*** Opening Task inputs ***

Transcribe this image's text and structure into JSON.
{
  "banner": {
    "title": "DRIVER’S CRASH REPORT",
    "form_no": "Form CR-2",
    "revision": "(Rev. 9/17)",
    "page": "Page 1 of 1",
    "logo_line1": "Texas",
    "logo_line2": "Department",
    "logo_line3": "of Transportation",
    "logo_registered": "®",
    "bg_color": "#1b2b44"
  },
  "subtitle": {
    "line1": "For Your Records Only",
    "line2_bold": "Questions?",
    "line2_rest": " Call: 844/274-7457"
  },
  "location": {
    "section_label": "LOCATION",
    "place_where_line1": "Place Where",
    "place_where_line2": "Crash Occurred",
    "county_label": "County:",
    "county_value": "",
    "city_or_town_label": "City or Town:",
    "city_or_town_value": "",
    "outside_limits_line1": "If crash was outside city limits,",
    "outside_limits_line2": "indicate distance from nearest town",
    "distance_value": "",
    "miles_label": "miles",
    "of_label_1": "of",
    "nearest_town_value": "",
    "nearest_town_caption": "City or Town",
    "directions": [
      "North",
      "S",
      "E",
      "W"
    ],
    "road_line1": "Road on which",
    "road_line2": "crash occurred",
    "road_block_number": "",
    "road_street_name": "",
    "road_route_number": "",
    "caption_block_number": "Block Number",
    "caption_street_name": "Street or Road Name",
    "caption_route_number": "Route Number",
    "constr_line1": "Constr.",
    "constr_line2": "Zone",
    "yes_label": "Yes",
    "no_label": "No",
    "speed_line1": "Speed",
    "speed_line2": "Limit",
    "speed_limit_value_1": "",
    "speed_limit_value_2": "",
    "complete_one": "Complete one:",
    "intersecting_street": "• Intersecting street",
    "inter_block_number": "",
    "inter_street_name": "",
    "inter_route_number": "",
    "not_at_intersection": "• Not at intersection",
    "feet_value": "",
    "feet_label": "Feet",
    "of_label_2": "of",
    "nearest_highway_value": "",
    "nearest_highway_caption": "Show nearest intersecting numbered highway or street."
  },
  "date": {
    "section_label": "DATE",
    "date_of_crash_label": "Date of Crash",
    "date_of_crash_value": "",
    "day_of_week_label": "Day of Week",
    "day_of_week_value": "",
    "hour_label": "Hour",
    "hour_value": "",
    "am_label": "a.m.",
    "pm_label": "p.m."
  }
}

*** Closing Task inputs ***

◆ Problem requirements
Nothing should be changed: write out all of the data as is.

◆ Response to this exercise
Transcribe this image's text and structure into JSON.
{
  "banner": {
    "title": "DRIVER’S CRASH REPORT",
    "form_no": "Form CR-2",
    "revision": "(Rev. 9/17)",
    "page": "Page 1 of 1",
    "logo_line1": "Texas",
    "logo_line2": "Department",
    "logo_line3": "of Transportation",
    "logo_registered": "®",
    "bg_color": "#1b2b44"
  },
  "subtitle": {
    "line1": "For Your Records Only",
    "line2_bold": "Questions?",
    "line2_rest": " Call: 844/274-7457"
  },
  "location": {
    "section_label": "LOCATION",
    "place_where_line1": "Place Where",
    "place_where_line2": "Crash Occurred",
    "county_label": "County:",
    "county_value": "",
    "city_or_town_label": "City or Town:",
    "city_or_town_value": "",
    "outside_limits_line1": "If crash was outside city limits,",
    "outside_limits_line2": "indicate distance from nearest town",
    "distance_value": "",
    "miles_label": "miles",
    "of_label_1": "of",
    "nearest_town_value": "",
    "nearest_town_caption": "City or Town",
    "directions": [
      "North",
      "S",
      "E",
      "W"
    ],
    "road_line1": "Road on which",
    "road_line2": "crash occurred",
    "road_block_number": "",
    "road_street_name": "",
    "road_route_number": "",
    "caption_block_number": "Block Number",
    "caption_street_name": "Street or Road Name",
    "caption_route_number": "Route Number",
    "constr_line1": "Constr.",
    "constr_line2": "Zone",
    "yes_label": "Yes",
    "no_label": "No",
    "speed_line1": "Speed",
    "speed_line2": "Limit",
    "speed_limit_value_1": "",
    "speed_limit_value_2": "",
    "complete_one": "Complete one:",
    "intersecting_street": "• Intersecting street",
    "inter_block_number": "",
    "inter_street_name": "",
    "inter_route_number": "",
    "not_at_intersection": "• Not at intersection",
    "feet_value": "",
    "feet_label": "Feet",
    "of_label_2": "of",
    "nearest_highway_value": "",
    "nearest_highway_caption": "Show nearest intersecting numbered highway or street."
  },
  "date": {
    "section_label": "DATE",
    "date_of_crash_label": "Date of Crash",
    "date_of_crash_value": "",
    "day_of_week_label": "Day of Week",
    "day_of_week_value": "",
    "hour_label": "Hour",
    "hour_value": "",
    "am_label": "a.m.",
    "pm_label": "p.m."
  }
}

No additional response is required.